The PDF includes a summary in English.
article id 7634, category Article
Measurement of fluctuating irradiance in field studies of photosynthesis. Acta Forestalia Fennica no. 187 article id 7634. https://doi.org/10.14214/aff.7634
The problems caused by the temporal and spatial microvariation in irradiance during field measurements of photosynthesis are studied. It is concluded on the basis of variation analyses based on irradiance data measured in a Scots pine (Pinus sylvestris L.) stand that the microvariation should be measured by integrating it over the measurement time and space.
However, the curvlinearity of the light response of photosynthesis results in biased estimates when linear integration (mean irradiance) is used. The significance of the bias is examined using a simulation technique on irradiance material. Whether the actual integral of photosynthesis can be approximated with mathematical method is next studied. The method gave satisfactory results only for a low curvature response, but the latter method was applicable also to the high curvature response. However, both methods presuppose that the mean and variance are known. Measurement of the variance is based on integration of the second power.
A new method, where the nonlinearity problem is avoided, is presented to measure fluctuation of the irradiance. The method enables the shoot geometry to be taken into account and it is also applicable to transpiration studies.
The PDF includes a summary in Finnish.
article id 7595, category Article
Effect of planting shock on the transpiration, photosynthesis, and height increment of Scots pine seedlings. Acta Forestalia Fennica no. 161 article id 7595. https://doi.org/10.14214/aff.7595
In the experiment Scots pine (Pinus sylvestris L.) seedlings were transplanted out in the field. The effect of the treatments on gas metabolism and daily height increment were examined. The seedlings were 5-year old Scots pine plants growing in clay pots, covered with plastic bags. Transpiration and photosynthetic rates were monitored with open IRGA measuring system for a few days before being subjected to the treatments and for one month after. In addition, the daily amounts of transpired water and daily height increments were measured. A model for the potential rate of each metabolic process was constructed.
Planting and additional exposure had a strong and rather permanent effect on the self-regulation of the processes. This effect is very similar to that caused by water deficit. Exposure makes the disturbance more pronounced.
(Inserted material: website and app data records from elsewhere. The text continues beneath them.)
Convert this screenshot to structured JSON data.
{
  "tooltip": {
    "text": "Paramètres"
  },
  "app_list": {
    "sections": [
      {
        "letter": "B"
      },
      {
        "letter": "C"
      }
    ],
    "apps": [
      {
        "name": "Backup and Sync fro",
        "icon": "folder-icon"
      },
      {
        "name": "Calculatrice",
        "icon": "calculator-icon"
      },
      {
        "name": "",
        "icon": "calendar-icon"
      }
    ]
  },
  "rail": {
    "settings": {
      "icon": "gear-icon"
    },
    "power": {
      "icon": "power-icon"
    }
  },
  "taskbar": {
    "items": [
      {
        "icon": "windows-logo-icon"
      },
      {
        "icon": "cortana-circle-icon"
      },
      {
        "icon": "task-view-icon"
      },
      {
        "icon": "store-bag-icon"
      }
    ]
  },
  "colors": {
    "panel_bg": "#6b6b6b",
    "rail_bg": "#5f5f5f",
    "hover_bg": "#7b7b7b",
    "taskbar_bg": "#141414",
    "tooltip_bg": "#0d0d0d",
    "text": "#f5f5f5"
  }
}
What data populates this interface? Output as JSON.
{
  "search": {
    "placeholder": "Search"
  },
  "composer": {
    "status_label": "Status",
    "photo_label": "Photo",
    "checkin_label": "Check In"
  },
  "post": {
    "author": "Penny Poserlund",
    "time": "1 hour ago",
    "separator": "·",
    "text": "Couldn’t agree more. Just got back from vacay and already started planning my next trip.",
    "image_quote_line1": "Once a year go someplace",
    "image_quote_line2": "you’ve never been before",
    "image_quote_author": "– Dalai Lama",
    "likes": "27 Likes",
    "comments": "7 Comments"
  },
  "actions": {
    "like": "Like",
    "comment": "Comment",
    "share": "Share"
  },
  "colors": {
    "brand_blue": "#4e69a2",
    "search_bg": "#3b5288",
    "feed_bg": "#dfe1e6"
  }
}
Transpiration of the transplanted seedlings decreased in a few days after planting to less than half of the potential value and that of the exposed ones decreased to a quarter of the potential value. The daily amounts of photosynthesis decreased to half of the potential value. There was no recovery in photosynthesis during the whole monitoring period of four weeks. There was a slight recovery in transpiration about five weeks after transplanting.
Thus, the treatment probably generated stress conditions throughout the whole growing period, which is characterized by strong self-regulation of photosynthesis and transpiration, thus causing an essential decrease in the total amount of CO2 fixed. The photosynthesis was depressed especially at elevated temperatures after planting, as during water deficit. Planting and additional exposure did not produce any detectable changes in the dependence of the growth rate on temperature or in the effect of self-regulation on height growth. On the other hand, the level of growth was decreased as a result of planting out.
The PDF includes a summary in Finnish.